Wadjda: The angst of Saudi women
The Venice Film Festival must take the honours for getting in the first ever Saudi Arabian movie, Wadjda, helmed by a woman, Haifaa al Mansour. Also, it is indeed the first ever to be shot completely inside the country. Gautaman Bhaskaran writes...Updated: Sep 03, 2012 17:58 IST
The Venice Film Festival must take the honours for getting in the first ever Saudi Arabian movie, Wadjda, helmed by a woman, Haifaa al Mansour. Also, it is indeed the first ever to be shot completely inside the country.
The plot is grippingly narrated, and it highlights the sad plight of Saudi women, forced to play second fiddle to men, and to hide behind the drab black veil. But then there are people like Wadjda, though just 10 years old, who chooses to rebel and free herself from suffocating shackles. But for how long?
Premiering in the Horizons slot of the Festival, the film is bound to evoke a debate both in the Middle East and elsewhere. Happily, Mansour, who has also written the script, handles the theme with admirable restraint; it could have easily gone overboard with melodrama, given the fact that it deals with issues like a woman’s angst at her husband taking a second wife, and a very young girl’s repeated attempts at breaking Islamic rules and conventions.
Wadjda, played with remarkable natural ease by Waad Mohammed, loves to wear sneakers beneath her robe, and is bent on beating a neighbourhood boy, Abdullah (Al Gohani,) in a bicycle race. But the only hitch is that while he has cycle, she does not, and the one she fancies is out of her reach.

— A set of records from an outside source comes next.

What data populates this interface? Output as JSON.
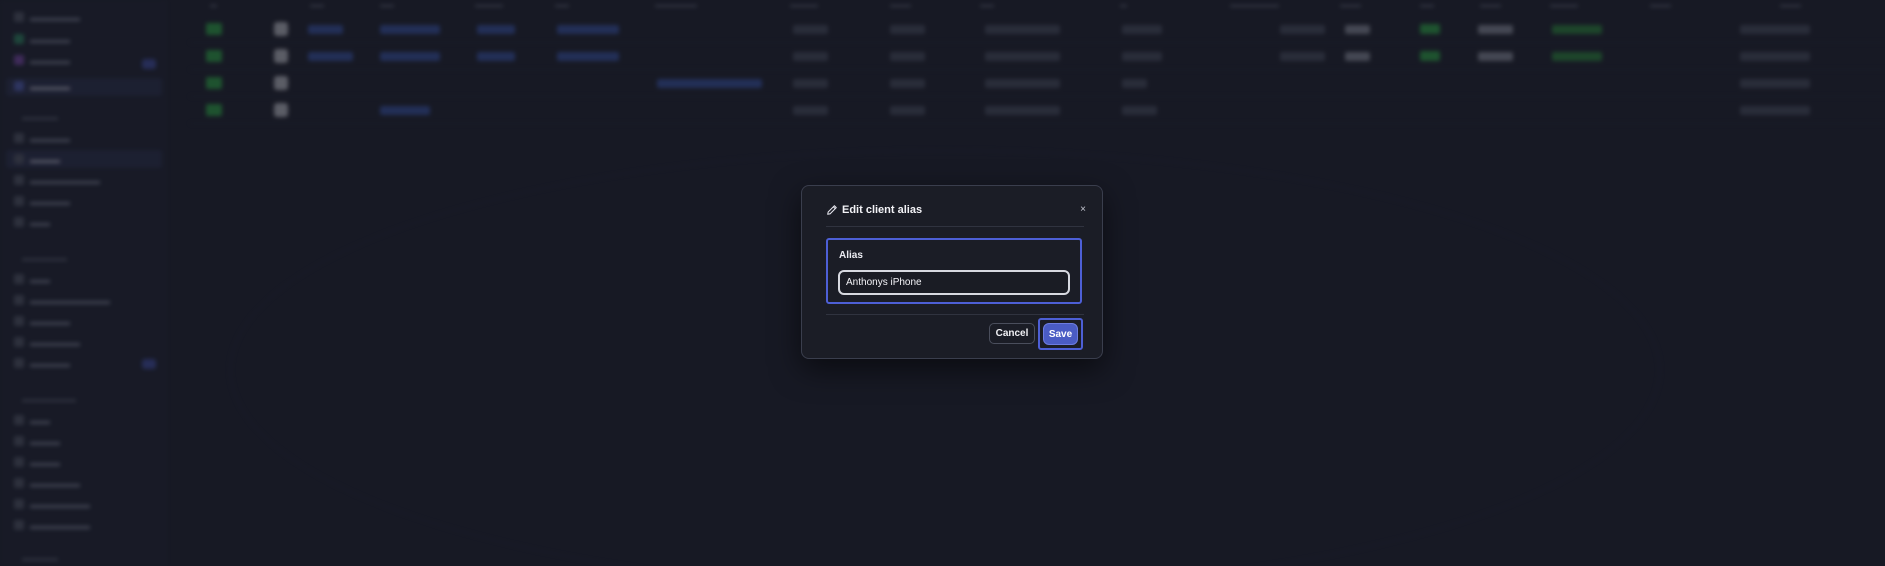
{
  "dialog": {
    "title": "Edit client alias",
    "title_icon": "pencil-icon",
    "close_label": "×",
    "field_label": "Alias",
    "alias_value": "Anthonys iPhone",
    "cancel_label": "Cancel",
    "save_label": "Save"
  },
  "colors": {
    "accent": "#4d5fd6",
    "save_button": "#4a5cc4",
    "background": "#1b1e2a",
    "dialog_background": "#1b1d26"
  }
}
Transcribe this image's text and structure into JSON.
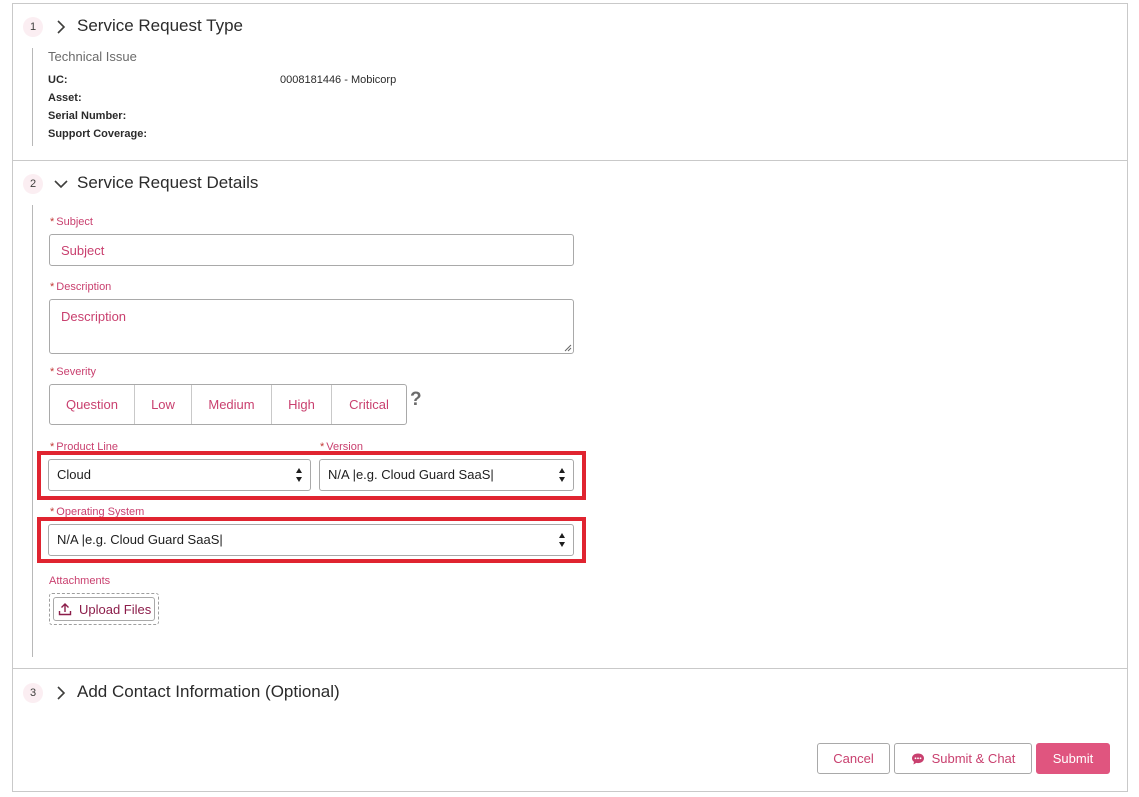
{
  "sections": {
    "type": {
      "number": "1",
      "title": "Service Request Type"
    },
    "details": {
      "number": "2",
      "title": "Service Request Details"
    },
    "contact": {
      "number": "3",
      "title": "Add Contact Information (Optional)"
    }
  },
  "request_type": {
    "title": "Technical Issue",
    "fields": [
      {
        "label": "UC:",
        "value": "0008181446 - Mobicorp"
      },
      {
        "label": "Asset:",
        "value": ""
      },
      {
        "label": "Serial Number:",
        "value": ""
      },
      {
        "label": "Support Coverage:",
        "value": ""
      }
    ]
  },
  "form": {
    "required_mark": "*",
    "subject": {
      "label": "Subject",
      "placeholder": "Subject"
    },
    "description": {
      "label": "Description",
      "placeholder": "Description"
    },
    "severity": {
      "label": "Severity",
      "options": [
        "Question",
        "Low",
        "Medium",
        "High",
        "Critical"
      ],
      "help": "?"
    },
    "product_line": {
      "label": "Product Line",
      "value": "Cloud"
    },
    "version": {
      "label": "Version",
      "value": "N/A |e.g. Cloud Guard SaaS|"
    },
    "operating_system": {
      "label": "Operating System",
      "value": "N/A |e.g. Cloud Guard SaaS|"
    },
    "attachments": {
      "label": "Attachments",
      "upload_label": "Upload Files"
    }
  },
  "actions": {
    "cancel": "Cancel",
    "submit_chat": "Submit & Chat",
    "submit": "Submit"
  },
  "icons": {
    "section_collapsed": "chevron-right-icon",
    "section_expanded": "chevron-down-icon",
    "upload": "upload-icon",
    "chat": "chat-bubble-icon",
    "select": "select-arrows-icon"
  },
  "colors": {
    "accent": "#c9406f",
    "primary_button": "#e0557f",
    "highlight": "#e02430",
    "required": "#c23934"
  }
}
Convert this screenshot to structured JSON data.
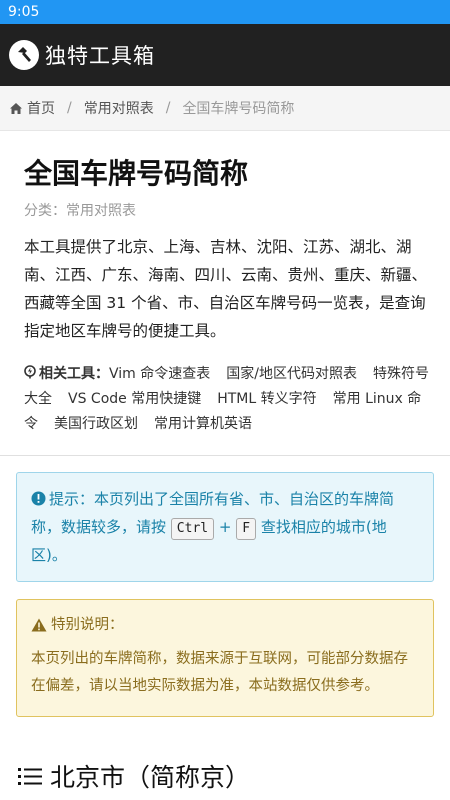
{
  "status_bar": {
    "time": "9:05"
  },
  "app_bar": {
    "title": "独特工具箱"
  },
  "breadcrumb": {
    "home": "首页",
    "sep1": "/",
    "category": "常用对照表",
    "sep2": "/",
    "current": "全国车牌号码简称"
  },
  "page": {
    "title": "全国车牌号码简称",
    "category_label": "分类：",
    "category_value": "常用对照表",
    "intro": "本工具提供了北京、上海、吉林、沈阳、江苏、湖北、湖南、江西、广东、海南、四川、云南、贵州、重庆、新疆、西藏等全国 31 个省、市、自治区车牌号码一览表，是查询指定地区车牌号的便捷工具。"
  },
  "related": {
    "label": "相关工具：",
    "tools": [
      "Vim 命令速查表",
      "国家/地区代码对照表",
      "特殊符号大全",
      "VS Code 常用快捷键",
      "HTML 转义字符",
      "常用 Linux 命令",
      "美国行政区划",
      "常用计算机英语"
    ]
  },
  "tip": {
    "text_before": "提示：本页列出了全国所有省、市、自治区的车牌简称，数据较多，请按",
    "key1": "Ctrl",
    "plus": "+",
    "key2": "F",
    "text_after": "查找相应的城市(地区)。"
  },
  "warning": {
    "title": "特别说明：",
    "body": "本页列出的车牌简称，数据来源于互联网，可能部分数据存在偏差，请以当地实际数据为准，本站数据仅供参考。"
  },
  "section": {
    "title": "北京市（简称京）"
  },
  "colors": {
    "status_bar": "#2196f3",
    "app_bar": "#212121",
    "tip_text": "#1a82a8",
    "tip_bg": "#e8f6fb",
    "warn_text": "#8a6d1e",
    "warn_bg": "#fcf6dd"
  },
  "icons": {
    "logo": "hammer-icon",
    "home": "home-icon",
    "related": "lightning-icon",
    "tip": "info-circle-icon",
    "warning": "warning-triangle-icon",
    "section": "list-icon"
  }
}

For one, her mother will not let her ride a cycle (it is un-Islamic for women to do so, though I am told Saudi women have now been allowed to drive) and two, she does not have the money for it. So, little Wadjda begins to run errands in school, helping deliver lover letters that older girls write. However, a Quran competition at school comes like blessing with huge prize money.
A sub-text in the movie relates to Wadjda’s rather liberal mother and her failing efforts to stop her husband from marrying a second woman.
Although, the film may be somewhat formulaic, there are a number of moments which are pretty interesting. The headmistress of Wadjda’s school begins to enforce the Sharia law with an iron hand probably to safeguard herself against her own beauty. We hear a woman being caught with another man, as we also hear how pretty daughters are trouble.
Wadjda may not be great cinema, but it succeeds in driving a hard message quite splendidly: the way women in Saudi Arabia have been confined to narrow spaces. The veil and the rigid restrictions tell this all too clearly.